We highlight a few of the moves that have transcended national lines and put us on the map — from Togo to Mozambique, it's lit.

Tofo Tofo

Global pop icon Beyonce's team spent four months looking for Mozambican dancers Mario Buce and Xavier Campione, who were featured in her "Run the World" music video. The two were flown to Los Angeles, where they met the singer and taught her their signature kwaito and Mozambican makwaela moves over three days.


Traced back to a Durban DJ, Bongz, the dance move took the country by storm — and not only the country. Pop superstar Rihanna performed the dance at the 60th Grammy Awards, and those who weren't in the know thought it was the "stanky leg".

U.S. music and business mogul Diddy also took to Instagram to share one of the local vids of the dance.


A post shared by Diddy (@diddy) on


The dance is from Ghana, and is said to have originated from a traditional dance called Kpanlogo. Dancers mime everyday activities. It has featured in international dance floors and even inside Ghananian church corridors.

Ghanaian footballer Asamoah Gyan and Togolese football star Emmanuel Adebayor have performed the dance as part of their goal celebrations — and DJ James Anaman has been known to drop some azonto, too.


A theme dance that gained popularity in Nigeria in 2015, shoki is traced to muso duo Lil Kesh and Olamide.

Nigerian-American singer Jidenna, with "Black Panther" star Lupita Nyong'o, Nigerian-American actress Yvonne Orji and a few friends, finessed the shoki dance back in March.

Ciara posted videos of her dancing the shoki barefooted on the streets of Lagos in 2016.


Toofan, a Togolese group that originally sang the song "Gweta", made up the dance itself and its name.

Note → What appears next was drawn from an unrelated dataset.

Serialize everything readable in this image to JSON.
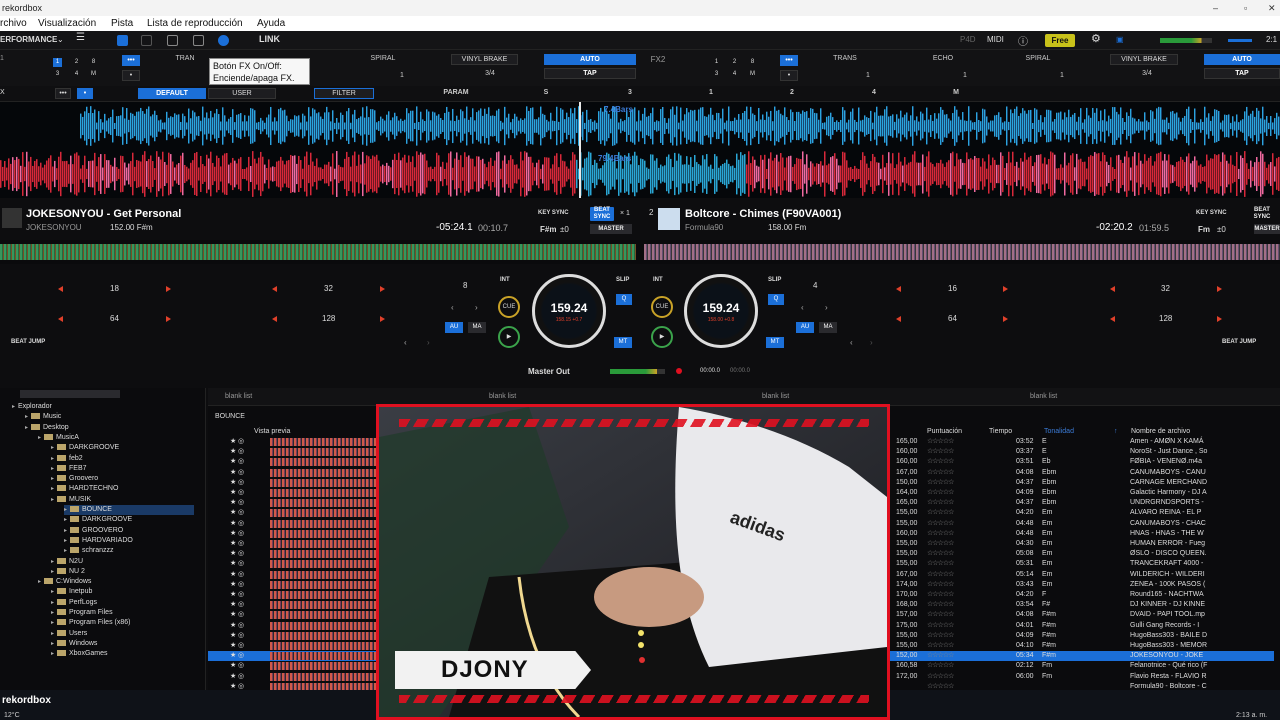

The whole concept is called "gweta soeme", which is equivalent to dodging jealous people. The gweta can now be seen danced far and wide in Africa, including at weddings.

Yes, you can't, with us. We train them young.